Red And White Bravery Awards need to be handed out to producers who continue to finance films featuring many shades of Priyanka Chopra. She’s pretty decent when in a normal, singular role, but more than one PC never ever works. And yet we continue to be struck by films featuring her in multiple avatars, laying it on as thick as the director allows. Kunal Kohli’s film is a terribly hacky bore, but it is Chopra who must be looked on — quite literally — as the repeat offender.
2. Dangerous Ishq
Karisma Kapoor. In 3D. Past-life regression never felt like this much of a “what were we thinking?” hangover — as in, what were we thinking when we watched movies like this, back in the worst of the 80s? Or what were we thinking when we made women like this film’s leading lady, making her comeback after ages, a star? Tackiest film of the year, no question.
The year’s biggest culprit, the abominably regressive Ishaqzaade was decried by a horrified friend on Twitter as “a rapey romance.” Habib Faisal’s (finely crafted and mostly well performed) film typifies the most irresponsible kind of our cinema.

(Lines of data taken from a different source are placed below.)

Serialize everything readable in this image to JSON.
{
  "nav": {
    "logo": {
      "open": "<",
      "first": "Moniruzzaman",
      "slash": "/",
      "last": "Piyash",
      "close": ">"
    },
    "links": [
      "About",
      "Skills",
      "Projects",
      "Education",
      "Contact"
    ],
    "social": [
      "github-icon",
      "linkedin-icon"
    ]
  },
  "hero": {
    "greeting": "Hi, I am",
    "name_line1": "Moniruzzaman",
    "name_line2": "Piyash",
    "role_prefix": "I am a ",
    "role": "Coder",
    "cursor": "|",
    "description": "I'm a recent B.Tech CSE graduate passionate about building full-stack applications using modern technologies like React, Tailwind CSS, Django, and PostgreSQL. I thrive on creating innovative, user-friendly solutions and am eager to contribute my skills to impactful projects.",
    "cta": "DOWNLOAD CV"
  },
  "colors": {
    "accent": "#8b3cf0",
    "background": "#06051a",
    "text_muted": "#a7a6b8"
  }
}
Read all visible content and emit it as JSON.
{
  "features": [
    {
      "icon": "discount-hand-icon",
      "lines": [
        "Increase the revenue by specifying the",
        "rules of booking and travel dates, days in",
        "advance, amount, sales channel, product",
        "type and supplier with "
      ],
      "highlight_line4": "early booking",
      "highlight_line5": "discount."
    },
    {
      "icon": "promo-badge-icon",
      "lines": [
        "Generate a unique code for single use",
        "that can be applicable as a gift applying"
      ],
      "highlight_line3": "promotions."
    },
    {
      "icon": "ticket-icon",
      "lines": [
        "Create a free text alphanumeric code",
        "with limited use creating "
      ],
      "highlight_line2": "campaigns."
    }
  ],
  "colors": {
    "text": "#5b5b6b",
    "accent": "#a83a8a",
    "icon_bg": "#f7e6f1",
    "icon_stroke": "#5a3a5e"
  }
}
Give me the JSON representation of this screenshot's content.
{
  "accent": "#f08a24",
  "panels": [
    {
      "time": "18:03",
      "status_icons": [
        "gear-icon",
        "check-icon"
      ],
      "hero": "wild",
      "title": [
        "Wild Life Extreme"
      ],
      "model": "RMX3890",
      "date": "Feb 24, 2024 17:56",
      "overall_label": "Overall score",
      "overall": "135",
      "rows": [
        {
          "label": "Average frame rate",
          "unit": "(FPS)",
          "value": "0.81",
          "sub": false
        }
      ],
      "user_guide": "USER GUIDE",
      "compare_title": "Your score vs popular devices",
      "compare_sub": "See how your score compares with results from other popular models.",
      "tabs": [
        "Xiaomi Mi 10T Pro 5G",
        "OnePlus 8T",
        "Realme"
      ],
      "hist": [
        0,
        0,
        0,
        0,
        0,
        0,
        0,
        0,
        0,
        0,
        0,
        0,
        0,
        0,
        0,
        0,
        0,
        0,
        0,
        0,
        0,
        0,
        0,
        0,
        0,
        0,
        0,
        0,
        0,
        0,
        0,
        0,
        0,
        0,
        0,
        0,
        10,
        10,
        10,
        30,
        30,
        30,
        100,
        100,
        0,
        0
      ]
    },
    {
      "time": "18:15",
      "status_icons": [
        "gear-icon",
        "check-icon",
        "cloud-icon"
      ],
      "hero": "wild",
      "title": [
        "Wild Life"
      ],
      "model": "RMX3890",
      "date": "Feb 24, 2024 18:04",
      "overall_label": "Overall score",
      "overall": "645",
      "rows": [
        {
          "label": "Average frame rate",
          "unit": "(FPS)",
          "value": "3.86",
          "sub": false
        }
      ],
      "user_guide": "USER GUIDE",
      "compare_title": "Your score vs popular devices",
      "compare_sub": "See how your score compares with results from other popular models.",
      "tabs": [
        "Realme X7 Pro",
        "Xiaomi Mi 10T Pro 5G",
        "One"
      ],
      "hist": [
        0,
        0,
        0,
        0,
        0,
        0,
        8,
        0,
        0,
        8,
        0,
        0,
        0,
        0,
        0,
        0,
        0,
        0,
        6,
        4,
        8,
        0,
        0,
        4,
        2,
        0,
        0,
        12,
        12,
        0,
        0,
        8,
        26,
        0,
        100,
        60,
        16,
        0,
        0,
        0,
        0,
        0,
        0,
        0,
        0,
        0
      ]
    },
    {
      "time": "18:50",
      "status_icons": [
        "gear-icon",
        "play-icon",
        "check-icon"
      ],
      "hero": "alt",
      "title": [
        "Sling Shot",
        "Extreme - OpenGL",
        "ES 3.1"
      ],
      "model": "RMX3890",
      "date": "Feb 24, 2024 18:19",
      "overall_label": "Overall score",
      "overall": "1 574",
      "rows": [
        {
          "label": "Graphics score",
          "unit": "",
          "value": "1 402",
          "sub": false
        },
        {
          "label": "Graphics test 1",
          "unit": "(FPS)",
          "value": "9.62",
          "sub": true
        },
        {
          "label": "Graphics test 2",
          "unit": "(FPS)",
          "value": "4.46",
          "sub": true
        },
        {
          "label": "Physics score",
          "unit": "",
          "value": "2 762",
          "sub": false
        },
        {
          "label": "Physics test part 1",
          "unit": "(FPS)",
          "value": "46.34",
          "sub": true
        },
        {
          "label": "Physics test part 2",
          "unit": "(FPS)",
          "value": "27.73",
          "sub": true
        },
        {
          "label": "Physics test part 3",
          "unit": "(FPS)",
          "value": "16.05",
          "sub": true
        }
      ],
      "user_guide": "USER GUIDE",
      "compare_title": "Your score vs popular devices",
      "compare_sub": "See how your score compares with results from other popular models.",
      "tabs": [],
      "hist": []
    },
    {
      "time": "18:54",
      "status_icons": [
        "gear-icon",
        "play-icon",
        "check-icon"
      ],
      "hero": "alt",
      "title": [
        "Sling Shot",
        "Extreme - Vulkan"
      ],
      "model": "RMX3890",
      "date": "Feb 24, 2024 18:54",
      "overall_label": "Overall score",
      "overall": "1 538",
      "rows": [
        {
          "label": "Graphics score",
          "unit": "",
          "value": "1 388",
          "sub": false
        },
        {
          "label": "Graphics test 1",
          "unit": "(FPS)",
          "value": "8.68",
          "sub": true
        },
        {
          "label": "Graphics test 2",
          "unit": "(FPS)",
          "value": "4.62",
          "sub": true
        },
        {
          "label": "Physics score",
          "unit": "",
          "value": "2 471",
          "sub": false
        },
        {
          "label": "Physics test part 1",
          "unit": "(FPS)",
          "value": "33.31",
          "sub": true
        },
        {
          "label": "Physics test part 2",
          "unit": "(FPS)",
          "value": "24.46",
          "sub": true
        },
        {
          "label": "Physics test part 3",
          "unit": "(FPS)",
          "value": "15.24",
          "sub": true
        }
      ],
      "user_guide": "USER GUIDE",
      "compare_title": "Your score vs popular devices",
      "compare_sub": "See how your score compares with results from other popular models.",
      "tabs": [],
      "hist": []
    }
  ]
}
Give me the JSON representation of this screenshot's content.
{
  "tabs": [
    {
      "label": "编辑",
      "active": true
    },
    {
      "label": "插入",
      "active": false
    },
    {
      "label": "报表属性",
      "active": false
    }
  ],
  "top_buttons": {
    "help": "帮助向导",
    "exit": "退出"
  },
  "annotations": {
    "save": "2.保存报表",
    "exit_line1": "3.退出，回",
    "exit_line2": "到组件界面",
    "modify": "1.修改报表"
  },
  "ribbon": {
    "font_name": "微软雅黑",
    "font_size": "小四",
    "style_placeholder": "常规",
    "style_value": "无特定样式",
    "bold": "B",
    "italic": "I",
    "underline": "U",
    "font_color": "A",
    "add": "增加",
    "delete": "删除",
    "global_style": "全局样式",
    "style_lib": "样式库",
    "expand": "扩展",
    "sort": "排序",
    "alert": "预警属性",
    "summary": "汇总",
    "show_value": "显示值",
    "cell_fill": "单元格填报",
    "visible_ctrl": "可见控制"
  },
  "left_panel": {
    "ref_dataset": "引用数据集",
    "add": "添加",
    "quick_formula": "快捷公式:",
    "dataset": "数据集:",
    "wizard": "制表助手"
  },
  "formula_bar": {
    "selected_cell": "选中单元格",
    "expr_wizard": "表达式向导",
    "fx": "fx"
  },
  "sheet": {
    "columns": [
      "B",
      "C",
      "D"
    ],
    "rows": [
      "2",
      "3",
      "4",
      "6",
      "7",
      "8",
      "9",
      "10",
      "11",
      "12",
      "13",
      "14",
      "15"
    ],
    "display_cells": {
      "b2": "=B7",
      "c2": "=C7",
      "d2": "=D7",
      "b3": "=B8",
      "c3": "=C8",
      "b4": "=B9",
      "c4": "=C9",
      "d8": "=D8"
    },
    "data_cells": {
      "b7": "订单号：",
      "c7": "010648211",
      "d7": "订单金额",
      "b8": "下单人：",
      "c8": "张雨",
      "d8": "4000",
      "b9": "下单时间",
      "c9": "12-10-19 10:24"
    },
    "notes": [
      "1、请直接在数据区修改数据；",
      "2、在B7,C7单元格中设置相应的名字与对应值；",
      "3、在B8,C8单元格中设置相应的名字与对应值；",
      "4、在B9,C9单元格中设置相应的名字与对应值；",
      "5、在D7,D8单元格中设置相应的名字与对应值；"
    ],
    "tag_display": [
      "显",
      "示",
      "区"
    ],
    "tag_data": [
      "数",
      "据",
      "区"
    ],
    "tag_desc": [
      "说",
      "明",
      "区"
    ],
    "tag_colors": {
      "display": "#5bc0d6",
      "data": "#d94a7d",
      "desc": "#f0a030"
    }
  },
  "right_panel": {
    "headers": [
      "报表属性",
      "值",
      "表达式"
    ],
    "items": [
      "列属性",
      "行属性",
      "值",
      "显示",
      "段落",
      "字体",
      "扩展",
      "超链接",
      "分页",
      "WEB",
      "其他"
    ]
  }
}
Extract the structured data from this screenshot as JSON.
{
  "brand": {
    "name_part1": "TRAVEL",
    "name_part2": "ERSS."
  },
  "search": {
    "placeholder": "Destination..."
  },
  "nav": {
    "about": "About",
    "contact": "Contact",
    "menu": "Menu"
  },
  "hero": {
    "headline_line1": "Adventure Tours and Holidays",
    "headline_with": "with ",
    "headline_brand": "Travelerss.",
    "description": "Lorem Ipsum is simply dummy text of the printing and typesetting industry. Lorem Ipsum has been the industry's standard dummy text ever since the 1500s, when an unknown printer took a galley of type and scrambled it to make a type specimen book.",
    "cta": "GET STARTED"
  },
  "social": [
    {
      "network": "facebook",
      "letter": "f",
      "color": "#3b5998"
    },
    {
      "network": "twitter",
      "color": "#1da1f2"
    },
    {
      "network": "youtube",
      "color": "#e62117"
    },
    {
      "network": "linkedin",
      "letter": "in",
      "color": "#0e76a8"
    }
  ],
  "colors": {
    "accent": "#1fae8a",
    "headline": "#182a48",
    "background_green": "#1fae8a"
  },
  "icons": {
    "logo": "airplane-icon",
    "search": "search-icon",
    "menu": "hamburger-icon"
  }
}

The film creates a genuinely spunky heroine, then has the ‘hero’ coerce her into marriage and consensual sex before doing an about-face, and then humiliating her by telling the world he ‘took’ her virginity. The girl justifiably sets out to kill the man who wronged her, only to then be bound and gagged by his mother, and told that she’d be better off marrying him instead. Which the hero grudgingly accepts, scowling like he’s being made to eat green vegetables. He then takes her to a brothel, and ties her up again while golden-hearted prostitutes wonder why she’s so angry.
What happens to this captive girl? Ah, she falls in love with the boy, because under all his ruggedness, he is a nice guy after all. (In sum: Yes, Romeo did trick me into sleeping with him, but at least he looks good in stubble, that jawaan chhokra. Aww.)
Faisal defended the film lamely saying that’s how things happen in various parts of the country, but the way his film continued to exult in its hero’s neanderthal mindset, celebrating him like he was blameless and naive, and essentially charming, showed clearly what side the director was on. Tying a woman up till she submits isn’t what we should even momentarily call love, and sending that message out to easily misled masses looking to cinema for role models is an absolute shame. At a time when we are finally, belatedly, definitely looking at ourselves and questioning the sexism in our society, it is films like this that need to be beaten down.
First published Rediff, January 1, 2013